The database only gives me a citation, or just an abstract. How do I find the full text?
The button lets you know if the full-text of the article is available:
1. online through another library database.
2. in print by doing a search in the Library Catalog.
3. available via interlibrary loan by making an ILLiad request.
When conducting research it is important to distinguish between journal articles and magazine articles. Journal articles are typically referred to as "scholarly," while magazine articles are usually considered "popular".
|Criteria||Scholarly Journal||Popular Magazine|
|Content||In-depth, primary account of original findings written by the researcher(s); very specific information, with the goal of scholarly communication.||Secondary discussion of someone else's research; may include personal narrative or opinion; general information, purpose is to entertain or inform.|
|Author||Author's credentials are provided; usually a scholar or specialist with subject expertise.||Author is frequently a journalist paid to write articles, may or may not have subject expertise.|
|Audience||Scholars, researchers, and students.||General public; the interested non-specialist.|
|Language||Specialized terminology or jargon of the field; requires expertise in subject area.||Vocabulary in general usage; easily understandable to most readers.|
|Graphics||Graphs, charts, and tables; very few advertisements and photographs.||Graphs, charts and tables; lots of glossy advertisements and photographs.|
|Layout & Organization||Structured; includes the article abstract, goals and objectives, methodology, results (evidence), discussion, conclusion, and bibliography.||Informal; may include non-standard formatting.
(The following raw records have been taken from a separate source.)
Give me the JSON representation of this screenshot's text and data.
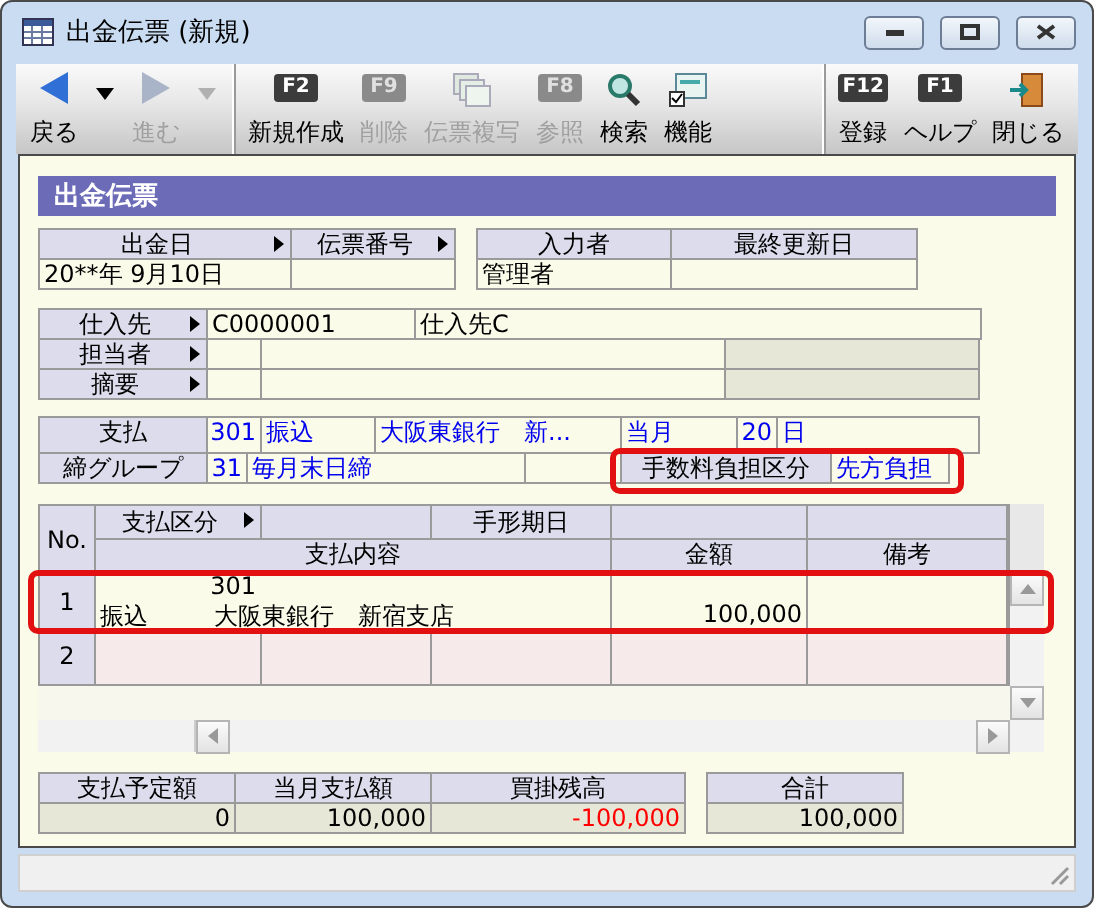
{
  "window": {
    "title": "出金伝票 (新規)"
  },
  "toolbar": {
    "groups": [
      [
        {
          "kind": "back",
          "label": "戻る",
          "disabled": false
        },
        {
          "kind": "dropdown",
          "disabled": false
        },
        {
          "kind": "forward",
          "label": "進む",
          "disabled": true
        },
        {
          "kind": "dropdown",
          "disabled": true
        }
      ],
      [
        {
          "kind": "fkey",
          "key": "F2",
          "label": "新規作成",
          "disabled": false
        },
        {
          "kind": "fkey",
          "key": "F9",
          "label": "削除",
          "disabled": true
        },
        {
          "kind": "copy",
          "label": "伝票複写",
          "disabled": true
        },
        {
          "kind": "fkey",
          "key": "F8",
          "label": "参照",
          "disabled": true
        },
        {
          "kind": "search",
          "label": "検索",
          "disabled": false
        },
        {
          "kind": "function",
          "label": "機能",
          "disabled": false
        }
      ],
      [
        {
          "kind": "fkey",
          "key": "F12",
          "label": "登録",
          "disabled": false
        },
        {
          "kind": "fkey",
          "key": "F1",
          "label": "ヘルプ",
          "disabled": false
        },
        {
          "kind": "exit",
          "label": "閉じる",
          "disabled": false
        }
      ]
    ]
  },
  "form": {
    "title": "出金伝票",
    "header": {
      "left": [
        {
          "label": "出金日",
          "lookup": true,
          "value": "20**年 9月10日"
        },
        {
          "label": "伝票番号",
          "lookup": true
        }
      ],
      "right": [
        {
          "label": "入力者",
          "lookup": false,
          "value": "管理者"
        },
        {
          "label": "最終更新日",
          "lookup": false
        }
      ]
    },
    "supplier": [
      {
        "label": "仕入先",
        "lookup": true,
        "code": "C0000001",
        "name": "仕入先C"
      },
      {
        "label": "担当者",
        "lookup": true
      },
      {
        "label": "摘要",
        "lookup": true
      }
    ],
    "payment": {
      "label": "支払",
      "code": "301",
      "method": "振込",
      "bank": "大阪東銀行　新...",
      "timing": "当月",
      "day": "20",
      "day_unit": "日"
    },
    "closing": {
      "label": "締グループ",
      "code": "31",
      "name": "毎月末日締"
    },
    "fee": {
      "label": "手数料負担区分",
      "value": "先方負担",
      "highlighted": true
    },
    "detail": {
      "no_header": "No.",
      "type_header": "支払区分",
      "type_lookup": true,
      "due_header": "手形期日",
      "content_header": "支払内容",
      "amount_header": "金額",
      "note_header": "備考",
      "rows": [
        {
          "no": "1",
          "kind": "filled",
          "code": "301",
          "type": "振込",
          "bank": "大阪東銀行　新宿支店",
          "amount": "100,000",
          "highlighted": true
        },
        {
          "no": "2",
          "kind": "new",
          "highlighted": false
        }
      ]
    },
    "totals": [
      [
        {
          "label": "支払予定額",
          "value": "0",
          "negative": false
        },
        {
          "label": "当月支払額",
          "value": "100,000",
          "negative": false
        },
        {
          "label": "買掛残高",
          "value": "-100,000",
          "negative": true
        }
      ],
      [
        {
          "label": "合計",
          "value": "100,000",
          "negative": false
        }
      ]
    ]
  }
}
May not present supporting evidence or a conclusion.|
|Accountability||Articles are evaluated by peer-reviewers* or referees who are experts in the field; edited for content, format, and style.||Articles are evaluated by editorial staff, not experts in the field; edited for format and style.|
|References||Required. Quotes and facts are verifiable.||Rare. Little, if any, information about source materials is given.|
|Other Examples||Annals of Mathematics, Journal of Abnormal Psychology, History of Education Quarterly, Almost anything with Journal in the title.||
Time, Newsweek, The Nation, The Economist
This is a modified version of a document created by Amy VanScoy at NCSU Libraries.